Julian Assange has been denied permission to appeal to the UK Supreme Court against his extradition to the U.S. The court made its announcement on Monday, March 14th. The decision to extradite the Wikileaks founder or not now rests with the Interior Minister, AP reports.
Assange—presently incarcerated in the UK—is wanted by U.S. authorities for having published thousands of classified documents between 2010 and 2011. If convicted, he faces a 175-year prison term. As previously reported by The European Conservative, in mid-December of 2021 the U.S. had won an appeal to have Assange extradited to the country.
This was made possible by London’s High Court decision to overturn an earlier ruling, which stated that Assange should be spared extradition over his mental health problems. The High Court was persuaded to do this via a package of assurances given by the U.S. These included a guarantee that Assange would not be held in a so-called “ADX” maximum security prison and that he could be transferred to his native Australia to serve his sentence, if convicted. The willingness to extradite Assange based on such informal pledges, his legal team found “highly disturbing,” citing their fear that he might constitute a suicide risk.
Determined to fight the decision, they requested permission to file an appeal to the Supreme Court. In January 2022, this was allowed. On Monday however, the Supreme Court said it would not grant their case a hearing: “the reason given is that the application did not raise an arguable point of law,” a Supreme Court spokesperson said. Options to avoid extradition are becoming few. Should it be ratified by Home Secretary Priti Patel, Assange’s only way of avoiding that fate—barring appealing to the European Court of Human Rights—is to challenge Patel’s decision, if in favor, by judicial review.
In a statement released on Monday, Assange’s legal team in the UK regretted that “the opportunity has not been taken to consider the troubling circumstances in which requesting states can provide caveated guarantees after the conclusion of a full evidential hearing.” They have made known they will send submissions to the Home Secretary within the next four weeks.
Barry Pollack, Assange’s U.S.-based lawyer, found the decision “extremely disappointing,” but said that Assange “will continue the legal process fighting his extradition to the U.S. to face criminal charges for publishing truthful and newsworthy information.” Amnesty International called the Supreme Court’s pronouncement “a blow to justice.”
It is no less of a blow not only to Assange, but to his family, friends, and supporters. One of the more famous among them is Pink Floyd co-founder Roger Waters, who said that “if they destroy the Fourth Estate, which they are trying to do by destroying Assange, they destroy the world. That’s it. We’re done. If we no longer have a voice, we’re done.”

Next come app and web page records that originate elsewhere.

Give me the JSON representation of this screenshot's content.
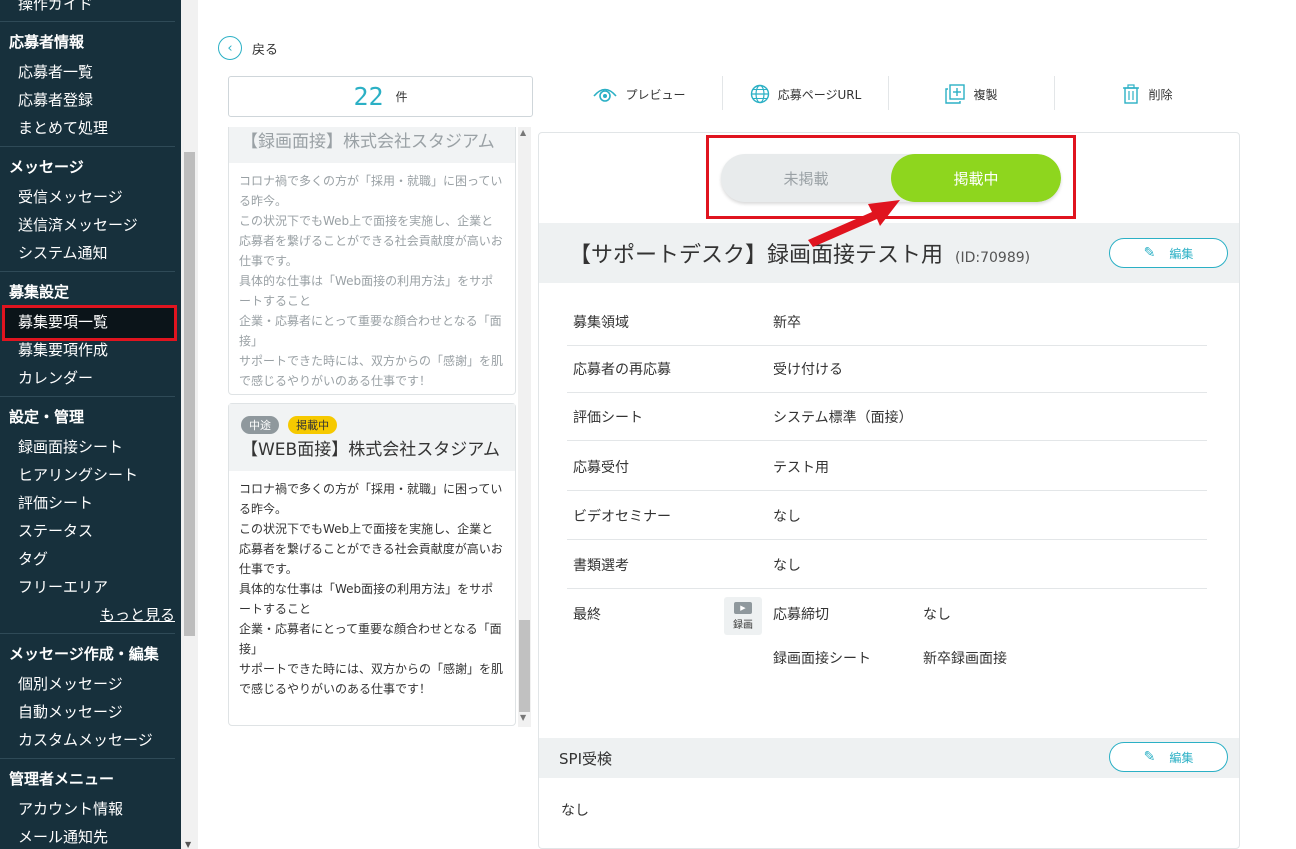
{
  "sidebar": {
    "top_item": "操作ガイド",
    "sections": [
      {
        "title": "応募者情報",
        "items": [
          "応募者一覧",
          "応募者登録",
          "まとめて処理"
        ]
      },
      {
        "title": "メッセージ",
        "items": [
          "受信メッセージ",
          "送信済メッセージ",
          "システム通知"
        ]
      },
      {
        "title": "募集設定",
        "items": [
          "募集要項一覧",
          "募集要項作成",
          "カレンダー"
        ]
      },
      {
        "title": "設定・管理",
        "items": [
          "録画面接シート",
          "ヒアリングシート",
          "評価シート",
          "ステータス",
          "タグ",
          "フリーエリア"
        ],
        "more": "もっと見る"
      },
      {
        "title": "メッセージ作成・編集",
        "items": [
          "個別メッセージ",
          "自動メッセージ",
          "カスタムメッセージ"
        ]
      },
      {
        "title": "管理者メニュー",
        "items": [
          "アカウント情報",
          "メール通知先"
        ]
      }
    ]
  },
  "back": {
    "label": "戻る"
  },
  "count": {
    "value": "22",
    "unit": "件"
  },
  "toolbar": {
    "preview": "プレビュー",
    "apply_url": "応募ページURL",
    "duplicate": "複製",
    "delete": "削除"
  },
  "cards": [
    {
      "title": "【録画面接】株式会社スタジアム",
      "body": [
        "コロナ禍で多くの方が「採用・就職」に困っている昨今。",
        "この状況下でもWeb上で面接を実施し、企業と応募者を繋げることができる社会貢献度が高いお仕事です。",
        "具体的な仕事は「Web面接の利用方法」をサポートすること",
        "企業・応募者にとって重要な顔合わせとなる「面接」",
        "サポートできた時には、双方からの「感謝」を肌で感じるやりがいのある仕事です！"
      ]
    },
    {
      "badges": [
        "中途",
        "掲載中"
      ],
      "title": "【WEB面接】株式会社スタジアム",
      "body": [
        "コロナ禍で多くの方が「採用・就職」に困っている昨今。",
        "この状況下でもWeb上で面接を実施し、企業と応募者を繋げることができる社会貢献度が高いお仕事です。",
        "具体的な仕事は「Web面接の利用方法」をサポートすること",
        "企業・応募者にとって重要な顔合わせとなる「面接」",
        "サポートできた時には、双方からの「感謝」を肌で感じるやりがいのある仕事です！"
      ]
    }
  ],
  "detail": {
    "toggle_off": "未掲載",
    "toggle_on": "掲載中",
    "title": "【サポートデスク】録画面接テスト用",
    "id_label": "(ID:70989)",
    "edit_label": "編集",
    "rows": [
      {
        "label": "募集領域",
        "value": "新卒"
      },
      {
        "label": "応募者の再応募",
        "value": "受け付ける"
      },
      {
        "label": "評価シート",
        "value": "システム標準（面接）"
      },
      {
        "label": "応募受付",
        "value": "テスト用"
      },
      {
        "label": "ビデオセミナー",
        "value": "なし"
      },
      {
        "label": "書類選考",
        "value": "なし"
      }
    ],
    "final": {
      "label": "最終",
      "icon_label": "録画",
      "sub": [
        {
          "label": "応募締切",
          "value": "なし"
        },
        {
          "label": "録画面接シート",
          "value": "新卒録画面接"
        }
      ]
    },
    "spi": {
      "title": "SPI受検",
      "edit_label": "編集",
      "value": "なし"
    }
  },
  "colors": {
    "accent": "#2bb0c5",
    "sidebar_bg": "#17303c",
    "toggle_on": "#8ed61e",
    "annotation": "#e0141f"
  }
}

Excerpts from a Substack newsletter by Assange’s fiance Stella Moris, with whom he has two children, read:
Just this morning on our way to school, our four-year-old son asked me when daddy will come home. Julian’s life is being treated as if it were expendable. He has been robbed of over a decade of liberty, and three years from his home and his young children who are being forced to grow up without their father.
A system that allows this is a system that has lost its way.…
The cruelty against Julian is corrupting. It corrupts our most cherished values and institutions. They will be extinguished and lost forever unless this travesty is brought to an end.
The fight for freedom will go on, until he’s freed.
One day before the Supreme Court’s decision, Moris had announced she and Assange had been given permission to marry in prison later this month.